By consulting secondary sources of information, it will also be possible for you to get references to citations and statutes that will help you gain the right information regarding your legal research.
What is the “relevant” information here? Once you have done your fair share of research through secondary sources, it will be far easier for you to identify relevant statutes that will help you in gaining the information that you need for your legal research of a particular scope, question, or scenario. By identifying relevant statutes, you can get into greater detail and start browsing through to find other sections that may be relevant or could potentially add value to your legal research.
In addition to finding the right statutes for the legal research of your particular scenario, you can also browse through cases in digests and find ones that may contain relevant information to ensure that all aspects of research are covered.
Make sure to write down important facts.

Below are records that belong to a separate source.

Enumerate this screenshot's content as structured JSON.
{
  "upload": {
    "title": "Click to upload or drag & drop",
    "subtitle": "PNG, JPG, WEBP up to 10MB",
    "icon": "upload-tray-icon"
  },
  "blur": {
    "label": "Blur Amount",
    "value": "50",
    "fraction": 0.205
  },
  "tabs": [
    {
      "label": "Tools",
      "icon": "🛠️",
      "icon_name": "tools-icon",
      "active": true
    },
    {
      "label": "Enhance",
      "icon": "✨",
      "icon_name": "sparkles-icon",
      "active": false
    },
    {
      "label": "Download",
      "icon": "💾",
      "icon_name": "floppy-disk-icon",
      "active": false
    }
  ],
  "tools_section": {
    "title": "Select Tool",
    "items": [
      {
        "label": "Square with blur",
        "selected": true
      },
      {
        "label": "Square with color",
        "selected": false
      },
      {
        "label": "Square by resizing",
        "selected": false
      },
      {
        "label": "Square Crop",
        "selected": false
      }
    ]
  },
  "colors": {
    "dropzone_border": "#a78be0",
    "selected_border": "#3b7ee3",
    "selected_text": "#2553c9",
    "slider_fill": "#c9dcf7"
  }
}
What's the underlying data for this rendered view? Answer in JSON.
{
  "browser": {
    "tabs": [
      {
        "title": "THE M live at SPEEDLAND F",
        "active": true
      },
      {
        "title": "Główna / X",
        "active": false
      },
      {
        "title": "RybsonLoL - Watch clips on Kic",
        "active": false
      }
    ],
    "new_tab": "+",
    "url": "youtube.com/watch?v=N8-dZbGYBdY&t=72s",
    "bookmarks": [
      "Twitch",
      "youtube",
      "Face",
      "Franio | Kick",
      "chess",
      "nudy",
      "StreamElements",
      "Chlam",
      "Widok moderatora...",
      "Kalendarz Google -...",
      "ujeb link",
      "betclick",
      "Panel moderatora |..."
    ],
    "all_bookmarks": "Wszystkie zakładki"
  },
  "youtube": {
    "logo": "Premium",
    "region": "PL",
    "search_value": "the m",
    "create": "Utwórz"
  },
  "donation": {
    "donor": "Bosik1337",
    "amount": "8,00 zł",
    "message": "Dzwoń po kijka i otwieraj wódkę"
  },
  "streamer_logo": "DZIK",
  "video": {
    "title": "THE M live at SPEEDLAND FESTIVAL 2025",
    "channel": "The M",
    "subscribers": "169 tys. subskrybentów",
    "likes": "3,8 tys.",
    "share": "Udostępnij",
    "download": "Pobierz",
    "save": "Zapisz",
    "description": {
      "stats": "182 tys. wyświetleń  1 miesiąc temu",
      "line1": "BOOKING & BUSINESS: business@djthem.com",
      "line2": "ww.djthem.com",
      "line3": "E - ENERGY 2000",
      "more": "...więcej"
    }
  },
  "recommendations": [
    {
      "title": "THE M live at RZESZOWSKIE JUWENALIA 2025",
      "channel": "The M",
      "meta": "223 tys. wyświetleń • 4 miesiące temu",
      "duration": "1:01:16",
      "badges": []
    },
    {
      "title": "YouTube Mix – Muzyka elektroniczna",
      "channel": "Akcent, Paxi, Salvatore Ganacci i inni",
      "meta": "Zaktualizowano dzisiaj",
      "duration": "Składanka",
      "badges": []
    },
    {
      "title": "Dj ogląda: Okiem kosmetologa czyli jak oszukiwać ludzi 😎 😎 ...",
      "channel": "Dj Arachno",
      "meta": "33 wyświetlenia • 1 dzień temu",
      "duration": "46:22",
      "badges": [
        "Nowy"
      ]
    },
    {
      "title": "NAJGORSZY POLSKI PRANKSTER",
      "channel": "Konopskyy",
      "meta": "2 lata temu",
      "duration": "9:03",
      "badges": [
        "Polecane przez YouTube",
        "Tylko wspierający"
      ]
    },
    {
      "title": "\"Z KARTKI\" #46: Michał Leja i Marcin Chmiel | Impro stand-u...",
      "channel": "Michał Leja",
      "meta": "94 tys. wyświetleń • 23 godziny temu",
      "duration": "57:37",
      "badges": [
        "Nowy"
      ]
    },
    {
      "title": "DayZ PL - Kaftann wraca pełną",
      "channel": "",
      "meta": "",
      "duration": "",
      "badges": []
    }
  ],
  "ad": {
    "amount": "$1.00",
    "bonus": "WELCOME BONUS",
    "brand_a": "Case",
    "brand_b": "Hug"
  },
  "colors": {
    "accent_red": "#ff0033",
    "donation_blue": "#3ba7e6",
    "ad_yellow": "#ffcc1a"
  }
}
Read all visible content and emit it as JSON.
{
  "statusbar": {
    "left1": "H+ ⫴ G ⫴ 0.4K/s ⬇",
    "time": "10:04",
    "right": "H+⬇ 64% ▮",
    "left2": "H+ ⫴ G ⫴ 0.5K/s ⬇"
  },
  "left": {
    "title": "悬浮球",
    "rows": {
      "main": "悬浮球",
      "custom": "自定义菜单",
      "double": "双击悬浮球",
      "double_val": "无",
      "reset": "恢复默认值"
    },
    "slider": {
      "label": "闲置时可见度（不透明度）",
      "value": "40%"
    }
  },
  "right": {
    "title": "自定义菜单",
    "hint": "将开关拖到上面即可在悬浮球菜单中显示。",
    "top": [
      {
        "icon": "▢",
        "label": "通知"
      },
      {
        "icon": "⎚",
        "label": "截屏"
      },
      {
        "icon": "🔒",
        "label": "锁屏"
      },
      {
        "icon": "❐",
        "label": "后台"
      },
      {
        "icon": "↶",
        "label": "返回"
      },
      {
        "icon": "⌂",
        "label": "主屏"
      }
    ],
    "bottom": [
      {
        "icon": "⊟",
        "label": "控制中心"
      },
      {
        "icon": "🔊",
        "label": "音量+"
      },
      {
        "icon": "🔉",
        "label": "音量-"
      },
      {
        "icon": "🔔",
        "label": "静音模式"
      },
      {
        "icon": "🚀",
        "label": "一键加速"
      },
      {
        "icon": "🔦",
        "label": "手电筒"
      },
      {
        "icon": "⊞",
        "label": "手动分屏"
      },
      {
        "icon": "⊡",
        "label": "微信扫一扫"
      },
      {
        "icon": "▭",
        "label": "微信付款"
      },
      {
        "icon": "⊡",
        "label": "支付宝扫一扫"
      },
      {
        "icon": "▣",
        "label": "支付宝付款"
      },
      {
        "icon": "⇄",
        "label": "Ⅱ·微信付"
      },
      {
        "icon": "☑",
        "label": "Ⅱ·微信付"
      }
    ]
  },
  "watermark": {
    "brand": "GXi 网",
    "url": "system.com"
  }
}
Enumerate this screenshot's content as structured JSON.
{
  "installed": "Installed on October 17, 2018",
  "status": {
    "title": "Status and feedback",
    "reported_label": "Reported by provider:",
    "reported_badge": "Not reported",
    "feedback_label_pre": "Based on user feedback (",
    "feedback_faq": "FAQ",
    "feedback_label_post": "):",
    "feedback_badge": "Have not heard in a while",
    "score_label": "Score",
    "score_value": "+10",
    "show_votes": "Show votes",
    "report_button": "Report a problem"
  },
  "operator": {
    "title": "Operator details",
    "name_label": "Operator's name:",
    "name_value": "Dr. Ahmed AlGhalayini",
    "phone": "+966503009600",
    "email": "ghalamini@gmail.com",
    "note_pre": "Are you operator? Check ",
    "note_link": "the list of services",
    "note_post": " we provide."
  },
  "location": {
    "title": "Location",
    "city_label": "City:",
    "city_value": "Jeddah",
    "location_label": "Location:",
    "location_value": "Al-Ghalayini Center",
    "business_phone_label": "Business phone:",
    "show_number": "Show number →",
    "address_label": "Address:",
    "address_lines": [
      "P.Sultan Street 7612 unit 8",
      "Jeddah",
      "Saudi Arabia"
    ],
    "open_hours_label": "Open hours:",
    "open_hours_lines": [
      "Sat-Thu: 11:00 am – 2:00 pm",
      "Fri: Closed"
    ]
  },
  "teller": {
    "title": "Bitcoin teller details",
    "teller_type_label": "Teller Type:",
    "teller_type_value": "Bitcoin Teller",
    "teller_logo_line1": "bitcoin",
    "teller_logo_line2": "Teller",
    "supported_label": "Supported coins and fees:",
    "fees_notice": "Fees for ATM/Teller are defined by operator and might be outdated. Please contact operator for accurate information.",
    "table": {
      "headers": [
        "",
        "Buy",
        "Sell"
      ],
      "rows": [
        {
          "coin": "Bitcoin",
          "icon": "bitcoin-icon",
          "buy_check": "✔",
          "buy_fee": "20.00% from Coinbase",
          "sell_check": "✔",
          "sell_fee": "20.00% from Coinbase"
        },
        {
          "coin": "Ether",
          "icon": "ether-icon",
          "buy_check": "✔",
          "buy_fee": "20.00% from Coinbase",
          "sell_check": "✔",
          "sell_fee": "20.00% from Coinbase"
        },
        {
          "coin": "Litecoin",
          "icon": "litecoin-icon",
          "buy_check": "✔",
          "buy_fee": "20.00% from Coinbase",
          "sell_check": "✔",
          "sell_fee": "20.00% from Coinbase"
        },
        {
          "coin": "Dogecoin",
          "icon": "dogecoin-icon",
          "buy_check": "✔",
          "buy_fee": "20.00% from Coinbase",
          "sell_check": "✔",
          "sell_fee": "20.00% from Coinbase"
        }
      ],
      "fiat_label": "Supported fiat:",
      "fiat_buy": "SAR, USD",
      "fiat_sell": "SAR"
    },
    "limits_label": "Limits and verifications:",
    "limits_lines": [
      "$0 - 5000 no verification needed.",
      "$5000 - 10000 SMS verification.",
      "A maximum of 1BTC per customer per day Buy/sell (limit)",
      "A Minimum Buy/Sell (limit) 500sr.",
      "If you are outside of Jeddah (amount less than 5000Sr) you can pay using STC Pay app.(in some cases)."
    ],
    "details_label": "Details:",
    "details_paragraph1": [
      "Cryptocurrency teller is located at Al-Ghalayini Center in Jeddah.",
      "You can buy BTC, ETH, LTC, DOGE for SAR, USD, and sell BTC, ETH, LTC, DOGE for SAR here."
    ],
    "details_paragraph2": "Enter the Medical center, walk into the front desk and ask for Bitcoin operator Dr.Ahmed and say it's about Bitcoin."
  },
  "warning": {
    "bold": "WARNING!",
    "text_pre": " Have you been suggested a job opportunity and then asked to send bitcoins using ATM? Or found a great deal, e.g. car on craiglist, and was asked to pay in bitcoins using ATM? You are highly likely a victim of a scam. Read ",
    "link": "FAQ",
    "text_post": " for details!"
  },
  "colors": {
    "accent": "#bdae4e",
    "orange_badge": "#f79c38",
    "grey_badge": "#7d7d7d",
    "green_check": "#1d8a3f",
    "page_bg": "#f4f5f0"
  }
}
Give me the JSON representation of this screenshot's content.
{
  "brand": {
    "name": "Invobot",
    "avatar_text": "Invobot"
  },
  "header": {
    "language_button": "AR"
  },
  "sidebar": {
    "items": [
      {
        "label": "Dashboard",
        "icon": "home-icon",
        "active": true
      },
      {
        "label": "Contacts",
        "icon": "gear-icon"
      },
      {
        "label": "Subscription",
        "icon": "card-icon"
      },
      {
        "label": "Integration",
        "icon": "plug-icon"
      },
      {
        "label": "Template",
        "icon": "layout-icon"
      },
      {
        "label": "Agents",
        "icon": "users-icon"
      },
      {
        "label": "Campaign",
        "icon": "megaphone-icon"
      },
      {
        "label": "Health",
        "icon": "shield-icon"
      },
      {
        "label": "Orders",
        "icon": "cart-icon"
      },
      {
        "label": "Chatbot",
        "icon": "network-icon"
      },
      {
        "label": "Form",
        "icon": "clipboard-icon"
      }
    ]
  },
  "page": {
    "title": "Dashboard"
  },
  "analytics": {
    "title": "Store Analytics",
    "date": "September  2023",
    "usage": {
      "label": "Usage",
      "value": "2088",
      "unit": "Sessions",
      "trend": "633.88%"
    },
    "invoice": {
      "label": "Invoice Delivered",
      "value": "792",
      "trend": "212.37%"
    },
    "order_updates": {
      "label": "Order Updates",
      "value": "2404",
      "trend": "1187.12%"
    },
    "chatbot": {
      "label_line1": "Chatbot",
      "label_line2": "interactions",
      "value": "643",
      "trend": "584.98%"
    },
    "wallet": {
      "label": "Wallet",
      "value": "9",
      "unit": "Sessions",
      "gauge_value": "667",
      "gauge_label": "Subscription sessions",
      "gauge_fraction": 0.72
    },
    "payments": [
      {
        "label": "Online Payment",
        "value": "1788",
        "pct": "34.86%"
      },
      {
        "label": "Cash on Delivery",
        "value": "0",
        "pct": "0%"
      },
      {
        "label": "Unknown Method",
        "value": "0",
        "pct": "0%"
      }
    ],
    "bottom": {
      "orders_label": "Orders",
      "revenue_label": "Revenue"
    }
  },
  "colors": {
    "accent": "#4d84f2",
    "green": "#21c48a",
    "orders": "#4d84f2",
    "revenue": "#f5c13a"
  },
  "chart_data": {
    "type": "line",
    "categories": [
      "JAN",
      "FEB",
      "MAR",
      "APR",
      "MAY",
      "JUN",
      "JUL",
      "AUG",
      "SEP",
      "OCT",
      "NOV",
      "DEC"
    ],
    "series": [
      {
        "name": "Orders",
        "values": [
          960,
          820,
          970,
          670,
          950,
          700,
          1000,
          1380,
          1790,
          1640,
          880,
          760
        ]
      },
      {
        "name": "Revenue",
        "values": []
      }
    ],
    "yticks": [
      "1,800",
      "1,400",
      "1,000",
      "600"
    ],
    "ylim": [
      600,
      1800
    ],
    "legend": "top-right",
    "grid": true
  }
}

Keeping track of all of the documents that you have already been through is extremely essential to ensure that you do not have to resort to the same cases and documents over and over again. It’s also important to note that you must do so regardless of whether or not you have retrieved any relevant information from the source.
Now that you are familiar with all of the steps that you need to follow to conduct research the traditional way, it will be easy for you to figure out how you want to proceed with looking for the legal information you need.
About Janet Pittman Reed
Janet P. Reed is an attorney in Jacksonville, North Carolina, and handles Family Law cases such as Divorce & Separation, Personal Injury, Traffic, Criminal Law, Driver’s License Restoration Services, and Civil Litigation cases.
Attorney Profile: https://solomonlawguild.com/janet-p-reed
Thomson Reuters Legal – Daniel Greenberg, Parliamentary Lawyer, talks about the risk of not using fully up-to-date legal research and unreliable sources
Source: EIN Presswire